This majestic bird walked away from me so could not get a frontal but looking at those beautiful feathers, its equally beautiful from behind.
The secretary bird is instantly recognizable as a very large bird with an eagle-like body on crane-like legs which increases the bird’s height to as much as 1.3 m (4.3 ft) tall. This bird has an eagle-like head with a hooked bill, but has rounded wings. Height can range from 90 to 137 cm (35 to 54 in). Total length from 112 to 152 cm (44 to 60 in) and the wingspan is 191–220 cm (75–87 in). Body mass can range from 2.3 to 5 kg (5.1 to 11.0 lb) with 20 birds from southern Africa found to weigh an average of 4.02 kg (8.9 lb). Other attempts to estimate the mean weight range for secretary birds correspondingly lie between 3.5 and 4.2 kg (7.7 and 9.3 lb). The tarsus of the secretary bird averages 31 cm (12 in) and the tail is 57–85 cm (22–33 in), both factor into making them both taller and longer than any other species of raptor since these features are not as long in any other living raptor. The neck is not especially long, and can only be lowered down to the inter-tarsal joint, so birds reaching down to the ground or drinking must stoop to do so.
From a distance or in flight it resembles a crane more than a bird of prey. The tail has two elongated central feathers that extend beyond the feet during flight, as well as long flat plumage creating a posterior crest. Secretary bird flight feathers and thighs are black, while most of the coverts are grey with some being white. It has a large wedge-shaped tail with alternating white and black banding at its ends. Sexes look similar to one another as the species exhibits very little sexual dimorphism, although the male has longer head plumes and tail feathers. Adults have a featherless red-orange face as opposed to the yellow facial skin of the young.

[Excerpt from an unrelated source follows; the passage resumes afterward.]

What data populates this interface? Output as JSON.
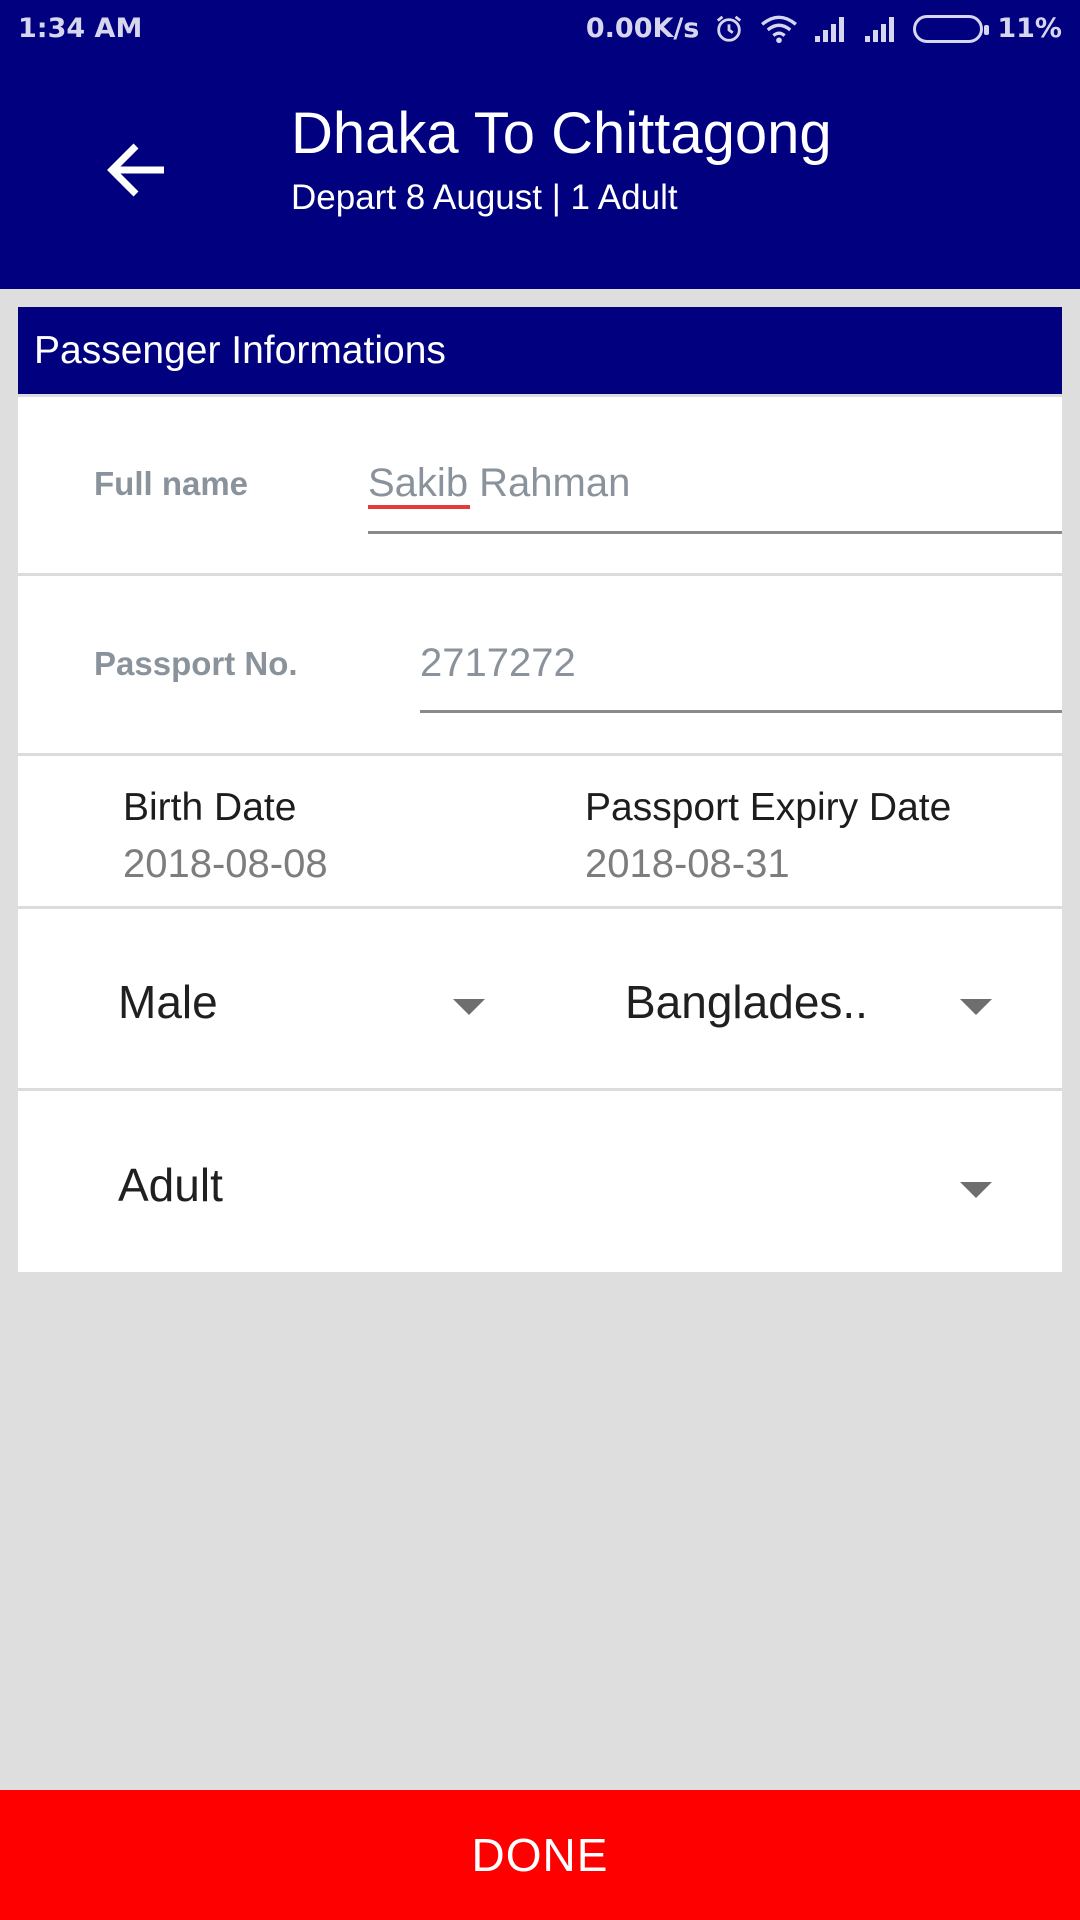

The Okavango Delta is a labyrinth of lagoons, lakes and hidden channels covering an area of over 17,000 square km and the largest inland delta in the world. Trapped in the parched Kalahari sands it is a magnet for the wildlife who depend on the permanent waters of this unique feature.

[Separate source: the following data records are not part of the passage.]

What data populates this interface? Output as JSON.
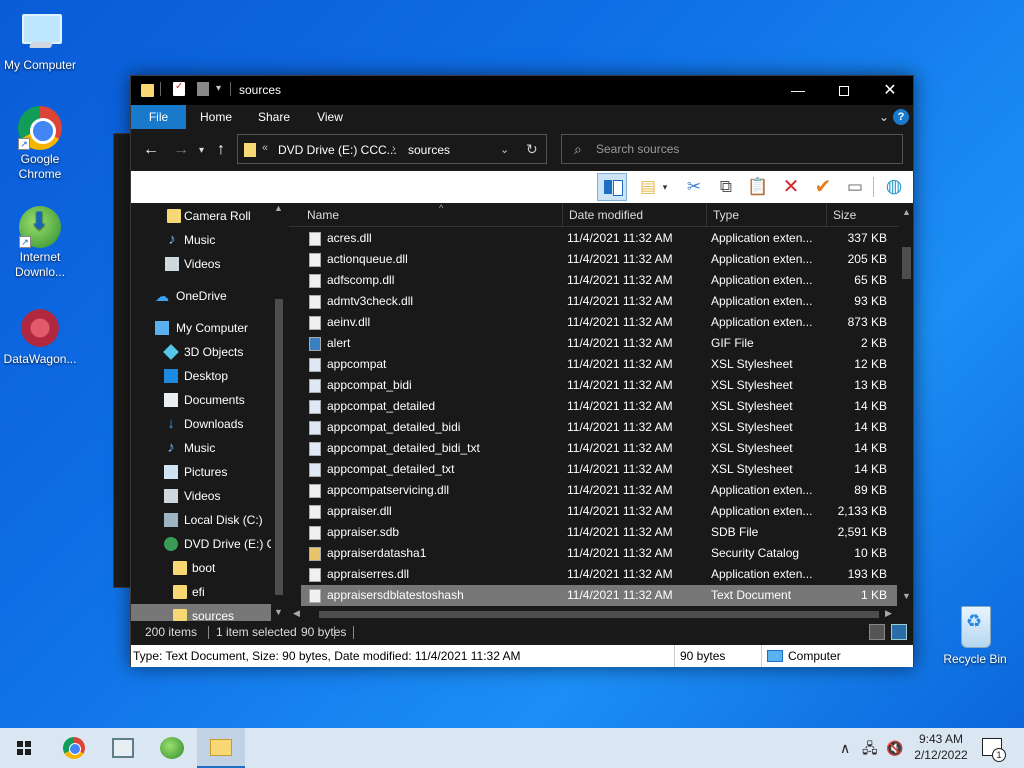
{
  "desktop": {
    "icons": [
      {
        "label": "My Computer"
      },
      {
        "label": "Google Chrome"
      },
      {
        "label": "Internet Downlo..."
      },
      {
        "label": "DataWagon..."
      },
      {
        "label": "Recycle Bin"
      }
    ]
  },
  "window": {
    "title": "sources",
    "controls": {
      "minimize": "—",
      "maximize": "",
      "close": "✕"
    },
    "ribbon_tabs": [
      "File",
      "Home",
      "Share",
      "View"
    ],
    "help": "?",
    "address": {
      "chevron": "«",
      "segments": [
        "DVD Drive (E:) CCC...",
        "sources"
      ],
      "arrow": "›"
    },
    "search": {
      "placeholder": "Search sources"
    },
    "nav_pane": [
      {
        "label": "Camera Roll",
        "icon": "folder-icon"
      },
      {
        "label": "Music",
        "icon": "music-icon"
      },
      {
        "label": "Videos",
        "icon": "videos-icon"
      },
      {
        "label": "OneDrive",
        "icon": "cloud-icon"
      },
      {
        "label": "My Computer",
        "icon": "computer-icon"
      },
      {
        "label": "3D Objects",
        "icon": "3d-objects-icon"
      },
      {
        "label": "Desktop",
        "icon": "desktop-icon"
      },
      {
        "label": "Documents",
        "icon": "documents-icon"
      },
      {
        "label": "Downloads",
        "icon": "downloads-icon"
      },
      {
        "label": "Music",
        "icon": "music-icon"
      },
      {
        "label": "Pictures",
        "icon": "pictures-icon"
      },
      {
        "label": "Videos",
        "icon": "videos-icon"
      },
      {
        "label": "Local Disk (C:)",
        "icon": "disk-icon"
      },
      {
        "label": "DVD Drive (E:) CC",
        "icon": "dvd-icon"
      },
      {
        "label": "boot",
        "icon": "folder-icon"
      },
      {
        "label": "efi",
        "icon": "folder-icon"
      },
      {
        "label": "sources",
        "icon": "folder-icon",
        "selected": true
      }
    ],
    "columns": {
      "name": "Name",
      "date": "Date modified",
      "type": "Type",
      "size": "Size"
    },
    "files": [
      {
        "name": "acres.dll",
        "date": "11/4/2021 11:32 AM",
        "type": "Application exten...",
        "size": "337 KB",
        "kind": "dll"
      },
      {
        "name": "actionqueue.dll",
        "date": "11/4/2021 11:32 AM",
        "type": "Application exten...",
        "size": "205 KB",
        "kind": "dll"
      },
      {
        "name": "adfscomp.dll",
        "date": "11/4/2021 11:32 AM",
        "type": "Application exten...",
        "size": "65 KB",
        "kind": "dll"
      },
      {
        "name": "admtv3check.dll",
        "date": "11/4/2021 11:32 AM",
        "type": "Application exten...",
        "size": "93 KB",
        "kind": "dll"
      },
      {
        "name": "aeinv.dll",
        "date": "11/4/2021 11:32 AM",
        "type": "Application exten...",
        "size": "873 KB",
        "kind": "dll"
      },
      {
        "name": "alert",
        "date": "11/4/2021 11:32 AM",
        "type": "GIF File",
        "size": "2 KB",
        "kind": "gif"
      },
      {
        "name": "appcompat",
        "date": "11/4/2021 11:32 AM",
        "type": "XSL Stylesheet",
        "size": "12 KB",
        "kind": "xsl"
      },
      {
        "name": "appcompat_bidi",
        "date": "11/4/2021 11:32 AM",
        "type": "XSL Stylesheet",
        "size": "13 KB",
        "kind": "xsl"
      },
      {
        "name": "appcompat_detailed",
        "date": "11/4/2021 11:32 AM",
        "type": "XSL Stylesheet",
        "size": "14 KB",
        "kind": "xsl"
      },
      {
        "name": "appcompat_detailed_bidi",
        "date": "11/4/2021 11:32 AM",
        "type": "XSL Stylesheet",
        "size": "14 KB",
        "kind": "xsl"
      },
      {
        "name": "appcompat_detailed_bidi_txt",
        "date": "11/4/2021 11:32 AM",
        "type": "XSL Stylesheet",
        "size": "14 KB",
        "kind": "xsl"
      },
      {
        "name": "appcompat_detailed_txt",
        "date": "11/4/2021 11:32 AM",
        "type": "XSL Stylesheet",
        "size": "14 KB",
        "kind": "xsl"
      },
      {
        "name": "appcompatservicing.dll",
        "date": "11/4/2021 11:32 AM",
        "type": "Application exten...",
        "size": "89 KB",
        "kind": "dll"
      },
      {
        "name": "appraiser.dll",
        "date": "11/4/2021 11:32 AM",
        "type": "Application exten...",
        "size": "2,133 KB",
        "kind": "dll"
      },
      {
        "name": "appraiser.sdb",
        "date": "11/4/2021 11:32 AM",
        "type": "SDB File",
        "size": "2,591 KB",
        "kind": "file"
      },
      {
        "name": "appraiserdatasha1",
        "date": "11/4/2021 11:32 AM",
        "type": "Security Catalog",
        "size": "10 KB",
        "kind": "cat"
      },
      {
        "name": "appraiserres.dll",
        "date": "11/4/2021 11:32 AM",
        "type": "Application exten...",
        "size": "193 KB",
        "kind": "dll"
      },
      {
        "name": "appraisersdblatestoshash",
        "date": "11/4/2021 11:32 AM",
        "type": "Text Document",
        "size": "1 KB",
        "kind": "txt",
        "selected": true
      }
    ],
    "status": {
      "count": "200 items",
      "selected": "1 item selected",
      "size": "90 bytes"
    },
    "details": {
      "info": "Type: Text Document, Size: 90 bytes, Date modified: 11/4/2021 11:32 AM",
      "size": "90 bytes",
      "location": "Computer"
    }
  },
  "taskbar": {
    "time": "9:43 AM",
    "date": "2/12/2022",
    "notification_count": "1"
  }
}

Sometimes called a ‘swamp’, the Okavango is anything but. Moving, mysterious, placid, gentle and beautiful, from a wide and winding channel it spreads through tiny, almost unnoticeable channels that creep away behind a wall of papyrus reed, into an ever expanding network of increasingly smaller passages.
These link a succession of lagoons, islands and islets of various sizes, open grasslands and flooded plains in a mosaic of land and water. Palms and towering trees abound, throwing their shade over crystal pools, forest glades and grassy knolls.
The Okavango Delta is a vast inland river delta in northern Botswana. It’s known for its sprawling grassy plains, which flood seasonally, becoming a lush animal habitat. The Moremi Game Reserve occupies the east and central areas of the region. Here, dugout canoes are used to navigate past hippos, elephants and crocodiles. On dry land, wildlife includes lions, leopards, giraffes and rhinos. However, the bird life in these regions are equally rich in diversity.
I took this photo while on my first Botswana Delta photo safari trip. April 2019.